School districts across the country are increasingly becoming a major target of malicious cyberattacks, leaving both the federal government and state governments scrambling to find ways to fight back.

Recent cyberattacks on school districts in Louisiana, Virginia and Oklahoma have highlighted the threat. In Louisiana, Gov. John Bel Edwards (D) declared a statewide emergency last month in response to ransomware attacks on three school districts, and authorized state resources and cyber assistance to help the districts.

Last week in Oklahoma, Broken Arrow Public Schools were also targeted by a ransomware attack, in which an attacker encrypts the system and demands payment to unlock it. School District Superintendent Janet Dunlop said in a statement that the district had experienced “network and server issues which are believed to be caused by criminal actors attempting to disrupt the operations of our district.”

Dunlop said the district had notified the FBI and would work to “hold the wrongdoers accountable.”

And in Spotsylvania County, Virginia, the school district revealed this week that both it and the county government were the victims of email scams. The investigation has been turned over to the Virginia State Police, with local news outlets reporting that school officials fell for an email scam and paid $600,000 to a cyber scammer, thinking they were paying a contractor for a new football field.

While school districts may not seem to be the obvious target for hackers in comparison to governments or essential services, Doug Levin, the founder and president of EdTech Strategies, a consulting firm, told The Hill that they are easy targets due to outdated systems and the fact that they handle large amounts of money.

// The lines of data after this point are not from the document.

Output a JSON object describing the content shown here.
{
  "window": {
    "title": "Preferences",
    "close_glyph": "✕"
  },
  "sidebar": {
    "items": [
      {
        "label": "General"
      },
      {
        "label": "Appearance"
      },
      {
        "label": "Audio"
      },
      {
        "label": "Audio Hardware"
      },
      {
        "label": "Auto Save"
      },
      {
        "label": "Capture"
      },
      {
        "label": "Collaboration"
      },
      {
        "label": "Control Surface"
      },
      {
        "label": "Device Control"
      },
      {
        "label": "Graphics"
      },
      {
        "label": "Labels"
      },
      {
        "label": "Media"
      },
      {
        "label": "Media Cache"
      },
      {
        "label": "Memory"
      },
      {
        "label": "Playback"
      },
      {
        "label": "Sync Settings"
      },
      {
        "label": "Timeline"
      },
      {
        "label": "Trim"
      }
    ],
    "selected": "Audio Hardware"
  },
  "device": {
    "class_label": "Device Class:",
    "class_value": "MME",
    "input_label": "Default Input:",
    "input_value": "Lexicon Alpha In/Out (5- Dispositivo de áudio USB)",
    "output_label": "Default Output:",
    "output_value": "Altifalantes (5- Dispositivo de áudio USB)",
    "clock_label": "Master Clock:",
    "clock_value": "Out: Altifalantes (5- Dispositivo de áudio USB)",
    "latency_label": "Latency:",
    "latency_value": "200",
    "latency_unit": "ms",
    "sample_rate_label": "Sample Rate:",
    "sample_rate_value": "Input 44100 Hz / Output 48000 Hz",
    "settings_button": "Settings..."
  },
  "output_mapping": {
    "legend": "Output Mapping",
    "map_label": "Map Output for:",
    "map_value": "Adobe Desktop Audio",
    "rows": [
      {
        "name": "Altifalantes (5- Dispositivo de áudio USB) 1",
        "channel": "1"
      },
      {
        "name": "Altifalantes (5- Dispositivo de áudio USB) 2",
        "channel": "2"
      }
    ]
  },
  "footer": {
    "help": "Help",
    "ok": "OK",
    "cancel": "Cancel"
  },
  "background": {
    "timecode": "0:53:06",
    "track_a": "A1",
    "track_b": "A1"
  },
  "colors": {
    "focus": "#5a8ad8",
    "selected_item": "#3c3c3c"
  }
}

“They are a soft target, for those that are doing not-very-sophisticated attacks and they are looking to ransom people and steal data, they are just scanning the internet for easy targets and outdated systems,” Levin said.